These are all noble and good things that people should actually try to do, rather than just repeating what we hear on television or read on some website.

Founding Father Thomas Jefferson said, “It is every Americans’ right and obligation to read and interpret the Constitution for himself.”

Jefferson was not in America when the Constitution was written in 1778, but he was a mentor to James Madison, who is recognized as one of the major forces behind the Constitutional Convention and was in regular correspondence with the men who worked on the document.

It was Jefferson who pushed for many of the things that all Americans hold in high regard such as the Bill of Rights, freedom of the press and freedom of religion. He also pushed to give the courts the power to make sure that Congress and the President didn’t pass laws that infringed on American’s civil liberties.

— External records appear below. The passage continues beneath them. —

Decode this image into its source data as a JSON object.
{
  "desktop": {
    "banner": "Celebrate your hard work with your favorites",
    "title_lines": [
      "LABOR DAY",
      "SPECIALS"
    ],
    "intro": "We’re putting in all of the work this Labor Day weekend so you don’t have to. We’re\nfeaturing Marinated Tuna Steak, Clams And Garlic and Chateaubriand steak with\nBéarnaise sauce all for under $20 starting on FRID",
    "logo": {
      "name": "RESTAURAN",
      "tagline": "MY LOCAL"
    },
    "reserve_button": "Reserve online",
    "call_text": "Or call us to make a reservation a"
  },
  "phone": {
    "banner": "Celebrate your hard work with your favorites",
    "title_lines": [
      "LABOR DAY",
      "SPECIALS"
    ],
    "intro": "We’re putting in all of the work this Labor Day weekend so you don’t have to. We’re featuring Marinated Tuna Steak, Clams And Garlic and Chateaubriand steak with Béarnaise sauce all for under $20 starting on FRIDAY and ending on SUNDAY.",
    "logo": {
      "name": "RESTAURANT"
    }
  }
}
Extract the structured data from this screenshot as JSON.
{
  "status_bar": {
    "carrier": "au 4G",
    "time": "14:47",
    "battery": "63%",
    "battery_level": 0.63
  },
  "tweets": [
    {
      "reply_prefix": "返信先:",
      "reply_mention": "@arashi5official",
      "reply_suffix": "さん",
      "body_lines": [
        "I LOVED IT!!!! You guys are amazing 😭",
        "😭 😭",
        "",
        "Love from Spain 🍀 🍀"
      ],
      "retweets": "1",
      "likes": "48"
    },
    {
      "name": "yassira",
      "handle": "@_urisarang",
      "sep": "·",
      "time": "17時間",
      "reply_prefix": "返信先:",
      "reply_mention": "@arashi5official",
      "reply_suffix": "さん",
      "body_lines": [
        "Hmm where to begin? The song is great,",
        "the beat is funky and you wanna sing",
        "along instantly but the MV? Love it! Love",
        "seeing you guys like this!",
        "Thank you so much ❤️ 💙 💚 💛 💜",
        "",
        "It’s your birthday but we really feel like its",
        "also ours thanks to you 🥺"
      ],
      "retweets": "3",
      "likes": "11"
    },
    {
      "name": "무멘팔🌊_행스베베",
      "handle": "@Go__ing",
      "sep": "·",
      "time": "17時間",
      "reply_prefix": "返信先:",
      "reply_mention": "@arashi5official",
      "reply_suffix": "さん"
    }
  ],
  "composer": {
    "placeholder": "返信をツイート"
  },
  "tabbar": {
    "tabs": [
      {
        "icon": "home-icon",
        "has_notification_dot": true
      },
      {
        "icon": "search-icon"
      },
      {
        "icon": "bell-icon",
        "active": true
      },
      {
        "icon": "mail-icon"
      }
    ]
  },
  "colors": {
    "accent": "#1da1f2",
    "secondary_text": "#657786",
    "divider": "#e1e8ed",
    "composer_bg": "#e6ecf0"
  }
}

So, this week we should all take a bit of time to re-read, and study, the document that makes us free.